======== RECORDS FOR THE EXERCISE

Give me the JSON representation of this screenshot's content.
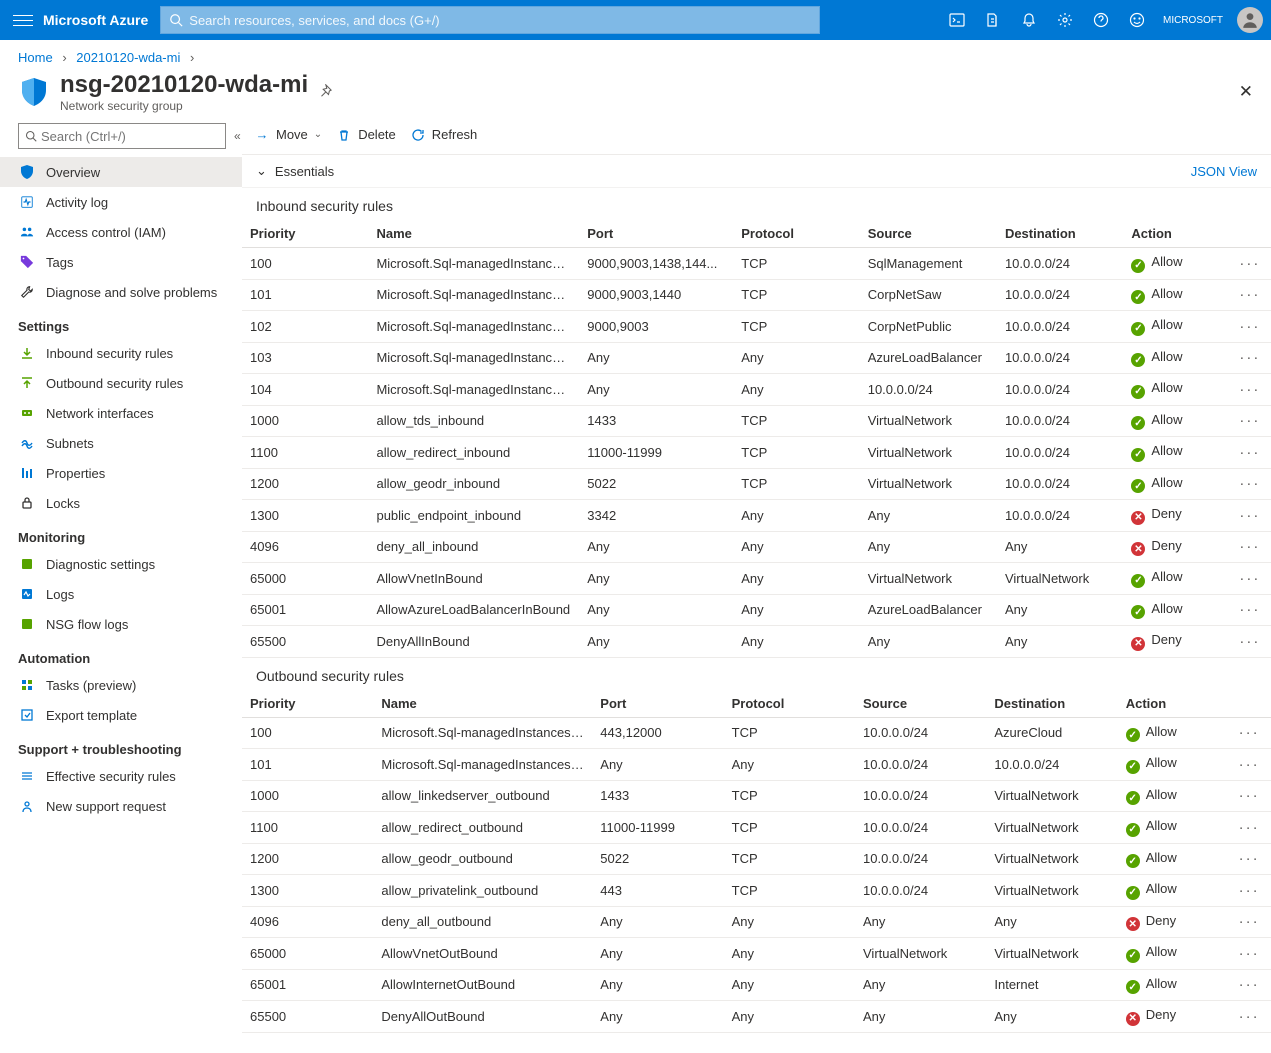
{
  "topbar": {
    "brand": "Microsoft Azure",
    "search_placeholder": "Search resources, services, and docs (G+/)",
    "account": "MICROSOFT"
  },
  "breadcrumb": {
    "home": "Home",
    "item": "20210120-wda-mi"
  },
  "title": {
    "name": "nsg-20210120-wda-mi",
    "type": "Network security group"
  },
  "sidebar": {
    "search_placeholder": "Search (Ctrl+/)",
    "items": {
      "overview": "Overview",
      "activity": "Activity log",
      "iam": "Access control (IAM)",
      "tags": "Tags",
      "diag": "Diagnose and solve problems"
    },
    "settings_h": "Settings",
    "settings": {
      "in": "Inbound security rules",
      "out": "Outbound security rules",
      "net": "Network interfaces",
      "sub": "Subnets",
      "prop": "Properties",
      "locks": "Locks"
    },
    "mon_h": "Monitoring",
    "monitoring": {
      "diagset": "Diagnostic settings",
      "logs": "Logs",
      "nsglogs": "NSG flow logs"
    },
    "auto_h": "Automation",
    "automation": {
      "tasks": "Tasks (preview)",
      "export": "Export template"
    },
    "sup_h": "Support + troubleshooting",
    "support": {
      "eff": "Effective security rules",
      "new": "New support request"
    }
  },
  "commands": {
    "move": "Move",
    "delete": "Delete",
    "refresh": "Refresh"
  },
  "essentials_label": "Essentials",
  "json_view": "JSON View",
  "headers": {
    "priority": "Priority",
    "name": "Name",
    "port": "Port",
    "protocol": "Protocol",
    "source": "Source",
    "destination": "Destination",
    "action": "Action"
  },
  "inbound_title": "Inbound security rules",
  "outbound_title": "Outbound security rules",
  "inbound": [
    {
      "priority": "100",
      "name": "Microsoft.Sql-managedInstances_U...",
      "port": "9000,9003,1438,144...",
      "protocol": "TCP",
      "source": "SqlManagement",
      "destination": "10.0.0.0/24",
      "action": "Allow"
    },
    {
      "priority": "101",
      "name": "Microsoft.Sql-managedInstances_U...",
      "port": "9000,9003,1440",
      "protocol": "TCP",
      "source": "CorpNetSaw",
      "destination": "10.0.0.0/24",
      "action": "Allow"
    },
    {
      "priority": "102",
      "name": "Microsoft.Sql-managedInstances_U...",
      "port": "9000,9003",
      "protocol": "TCP",
      "source": "CorpNetPublic",
      "destination": "10.0.0.0/24",
      "action": "Allow"
    },
    {
      "priority": "103",
      "name": "Microsoft.Sql-managedInstances_U...",
      "port": "Any",
      "protocol": "Any",
      "source": "AzureLoadBalancer",
      "destination": "10.0.0.0/24",
      "action": "Allow"
    },
    {
      "priority": "104",
      "name": "Microsoft.Sql-managedInstances_U...",
      "port": "Any",
      "protocol": "Any",
      "source": "10.0.0.0/24",
      "destination": "10.0.0.0/24",
      "action": "Allow"
    },
    {
      "priority": "1000",
      "name": "allow_tds_inbound",
      "port": "1433",
      "protocol": "TCP",
      "source": "VirtualNetwork",
      "destination": "10.0.0.0/24",
      "action": "Allow"
    },
    {
      "priority": "1100",
      "name": "allow_redirect_inbound",
      "port": "11000-11999",
      "protocol": "TCP",
      "source": "VirtualNetwork",
      "destination": "10.0.0.0/24",
      "action": "Allow"
    },
    {
      "priority": "1200",
      "name": "allow_geodr_inbound",
      "port": "5022",
      "protocol": "TCP",
      "source": "VirtualNetwork",
      "destination": "10.0.0.0/24",
      "action": "Allow"
    },
    {
      "priority": "1300",
      "name": "public_endpoint_inbound",
      "port": "3342",
      "protocol": "Any",
      "source": "Any",
      "destination": "10.0.0.0/24",
      "action": "Deny"
    },
    {
      "priority": "4096",
      "name": "deny_all_inbound",
      "port": "Any",
      "protocol": "Any",
      "source": "Any",
      "destination": "Any",
      "action": "Deny"
    },
    {
      "priority": "65000",
      "name": "AllowVnetInBound",
      "port": "Any",
      "protocol": "Any",
      "source": "VirtualNetwork",
      "destination": "VirtualNetwork",
      "action": "Allow"
    },
    {
      "priority": "65001",
      "name": "AllowAzureLoadBalancerInBound",
      "port": "Any",
      "protocol": "Any",
      "source": "AzureLoadBalancer",
      "destination": "Any",
      "action": "Allow"
    },
    {
      "priority": "65500",
      "name": "DenyAllInBound",
      "port": "Any",
      "protocol": "Any",
      "source": "Any",
      "destination": "Any",
      "action": "Deny"
    }
  ],
  "outbound": [
    {
      "priority": "100",
      "name": "Microsoft.Sql-managedInstances_U...",
      "port": "443,12000",
      "protocol": "TCP",
      "source": "10.0.0.0/24",
      "destination": "AzureCloud",
      "action": "Allow"
    },
    {
      "priority": "101",
      "name": "Microsoft.Sql-managedInstances_U...",
      "port": "Any",
      "protocol": "Any",
      "source": "10.0.0.0/24",
      "destination": "10.0.0.0/24",
      "action": "Allow"
    },
    {
      "priority": "1000",
      "name": "allow_linkedserver_outbound",
      "port": "1433",
      "protocol": "TCP",
      "source": "10.0.0.0/24",
      "destination": "VirtualNetwork",
      "action": "Allow"
    },
    {
      "priority": "1100",
      "name": "allow_redirect_outbound",
      "port": "11000-11999",
      "protocol": "TCP",
      "source": "10.0.0.0/24",
      "destination": "VirtualNetwork",
      "action": "Allow"
    },
    {
      "priority": "1200",
      "name": "allow_geodr_outbound",
      "port": "5022",
      "protocol": "TCP",
      "source": "10.0.0.0/24",
      "destination": "VirtualNetwork",
      "action": "Allow"
    },
    {
      "priority": "1300",
      "name": "allow_privatelink_outbound",
      "port": "443",
      "protocol": "TCP",
      "source": "10.0.0.0/24",
      "destination": "VirtualNetwork",
      "action": "Allow"
    },
    {
      "priority": "4096",
      "name": "deny_all_outbound",
      "port": "Any",
      "protocol": "Any",
      "source": "Any",
      "destination": "Any",
      "action": "Deny"
    },
    {
      "priority": "65000",
      "name": "AllowVnetOutBound",
      "port": "Any",
      "protocol": "Any",
      "source": "VirtualNetwork",
      "destination": "VirtualNetwork",
      "action": "Allow"
    },
    {
      "priority": "65001",
      "name": "AllowInternetOutBound",
      "port": "Any",
      "protocol": "Any",
      "source": "Any",
      "destination": "Internet",
      "action": "Allow"
    },
    {
      "priority": "65500",
      "name": "DenyAllOutBound",
      "port": "Any",
      "protocol": "Any",
      "source": "Any",
      "destination": "Any",
      "action": "Deny"
    }
  ]
}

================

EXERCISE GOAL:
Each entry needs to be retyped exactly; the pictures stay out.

ANSWER BELOW:
Give me the JSON representation of this screenshot's content.
{
  "topbar": {
    "brand": "Microsoft Azure",
    "search_placeholder": "Search resources, services, and docs (G+/)",
    "account": "MICROSOFT"
  },
  "breadcrumb": {
    "home": "Home",
    "item": "20210120-wda-mi"
  },
  "title": {
    "name": "nsg-20210120-wda-mi",
    "type": "Network security group"
  },
  "sidebar": {
    "search_placeholder": "Search (Ctrl+/)",
    "items": {
      "overview": "Overview",
      "activity": "Activity log",
      "iam": "Access control (IAM)",
      "tags": "Tags",
      "diag": "Diagnose and solve problems"
    },
    "settings_h": "Settings",
    "settings": {
      "in": "Inbound security rules",
      "out": "Outbound security rules",
      "net": "Network interfaces",
      "sub": "Subnets",
      "prop": "Properties",
      "locks": "Locks"
    },
    "mon_h": "Monitoring",
    "monitoring": {
      "diagset": "Diagnostic settings",
      "logs": "Logs",
      "nsglogs": "NSG flow logs"
    },
    "auto_h": "Automation",
    "automation": {
      "tasks": "Tasks (preview)",
      "export": "Export template"
    },
    "sup_h": "Support + troubleshooting",
    "support": {
      "eff": "Effective security rules",
      "new": "New support request"
    }
  },
  "commands": {
    "move": "Move",
    "delete": "Delete",
    "refresh": "Refresh"
  },
  "essentials_label": "Essentials",
  "json_view": "JSON View",
  "headers": {
    "priority": "Priority",
    "name": "Name",
    "port": "Port",
    "protocol": "Protocol",
    "source": "Source",
    "destination": "Destination",
    "action": "Action"
  },
  "inbound_title": "Inbound security rules",
  "outbound_title": "Outbound security rules",
  "inbound": [
    {
      "priority": "100",
      "name": "Microsoft.Sql-managedInstances_U...",
      "port": "9000,9003,1438,144...",
      "protocol": "TCP",
      "source": "SqlManagement",
      "destination": "10.0.0.0/24",
      "action": "Allow"
    },
    {
      "priority": "101",
      "name": "Microsoft.Sql-managedInstances_U...",
      "port": "9000,9003,1440",
      "protocol": "TCP",
      "source": "CorpNetSaw",
      "destination": "10.0.0.0/24",
      "action": "Allow"
    },
    {
      "priority": "102",
      "name": "Microsoft.Sql-managedInstances_U...",
      "port": "9000,9003",
      "protocol": "TCP",
      "source": "CorpNetPublic",
      "destination": "10.0.0.0/24",
      "action": "Allow"
    },
    {
      "priority": "103",
      "name": "Microsoft.Sql-managedInstances_U...",
      "port": "Any",
      "protocol": "Any",
      "source": "AzureLoadBalancer",
      "destination": "10.0.0.0/24",
      "action": "Allow"
    },
    {
      "priority": "104",
      "name": "Microsoft.Sql-managedInstances_U...",
      "port": "Any",
      "protocol": "Any",
      "source": "10.0.0.0/24",
      "destination": "10.0.0.0/24",
      "action": "Allow"
    },
    {
      "priority": "1000",
      "name": "allow_tds_inbound",
      "port": "1433",
      "protocol": "TCP",
      "source": "VirtualNetwork",
      "destination": "10.0.0.0/24",
      "action": "Allow"
    },
    {
      "priority": "1100",
      "name": "allow_redirect_inbound",
      "port": "11000-11999",
      "protocol": "TCP",
      "source": "VirtualNetwork",
      "destination": "10.0.0.0/24",
      "action": "Allow"
    },
    {
      "priority": "1200",
      "name": "allow_geodr_inbound",
      "port": "5022",
      "protocol": "TCP",
      "source": "VirtualNetwork",
      "destination": "10.0.0.0/24",
      "action": "Allow"
    },
    {
      "priority": "1300",
      "name": "public_endpoint_inbound",
      "port": "3342",
      "protocol": "Any",
      "source": "Any",
      "destination": "10.0.0.0/24",
      "action": "Deny"
    },
    {
      "priority": "4096",
      "name": "deny_all_inbound",
      "port": "Any",
      "protocol": "Any",
      "source": "Any",
      "destination": "Any",
      "action": "Deny"
    },
    {
      "priority": "65000",
      "name": "AllowVnetInBound",
      "port": "Any",
      "protocol": "Any",
      "source": "VirtualNetwork",
      "destination": "VirtualNetwork",
      "action": "Allow"
    },
    {
      "priority": "65001",
      "name": "AllowAzureLoadBalancerInBound",
      "port": "Any",
      "protocol": "Any",
      "source": "AzureLoadBalancer",
      "destination": "Any",
      "action": "Allow"
    },
    {
      "priority": "65500",
      "name": "DenyAllInBound",
      "port": "Any",
      "protocol": "Any",
      "source": "Any",
      "destination": "Any",
      "action": "Deny"
    }
  ],
  "outbound": [
    {
      "priority": "100",
      "name": "Microsoft.Sql-managedInstances_U...",
      "port": "443,12000",
      "protocol": "TCP",
      "source": "10.0.0.0/24",
      "destination": "AzureCloud",
      "action": "Allow"
    },
    {
      "priority": "101",
      "name": "Microsoft.Sql-managedInstances_U...",
      "port": "Any",
      "protocol": "Any",
      "source": "10.0.0.0/24",
      "destination": "10.0.0.0/24",
      "action": "Allow"
    },
    {
      "priority": "1000",
      "name": "allow_linkedserver_outbound",
      "port": "1433",
      "protocol": "TCP",
      "source": "10.0.0.0/24",
      "destination": "VirtualNetwork",
      "action": "Allow"
    },
    {
      "priority": "1100",
      "name": "allow_redirect_outbound",
      "port": "11000-11999",
      "protocol": "TCP",
      "source": "10.0.0.0/24",
      "destination": "VirtualNetwork",
      "action": "Allow"
    },
    {
      "priority": "1200",
      "name": "allow_geodr_outbound",
      "port": "5022",
      "protocol": "TCP",
      "source": "10.0.0.0/24",
      "destination": "VirtualNetwork",
      "action": "Allow"
    },
    {
      "priority": "1300",
      "name": "allow_privatelink_outbound",
      "port": "443",
      "protocol": "TCP",
      "source": "10.0.0.0/24",
      "destination": "VirtualNetwork",
      "action": "Allow"
    },
    {
      "priority": "4096",
      "name": "deny_all_outbound",
      "port": "Any",
      "protocol": "Any",
      "source": "Any",
      "destination": "Any",
      "action": "Deny"
    },
    {
      "priority": "65000",
      "name": "AllowVnetOutBound",
      "port": "Any",
      "protocol": "Any",
      "source": "VirtualNetwork",
      "destination": "VirtualNetwork",
      "action": "Allow"
    },
    {
      "priority": "65001",
      "name": "AllowInternetOutBound",
      "port": "Any",
      "protocol": "Any",
      "source": "Any",
      "destination": "Internet",
      "action": "Allow"
    },
    {
      "priority": "65500",
      "name": "DenyAllOutBound",
      "port": "Any",
      "protocol": "Any",
      "source": "Any",
      "destination": "Any",
      "action": "Deny"
    }
  ]
}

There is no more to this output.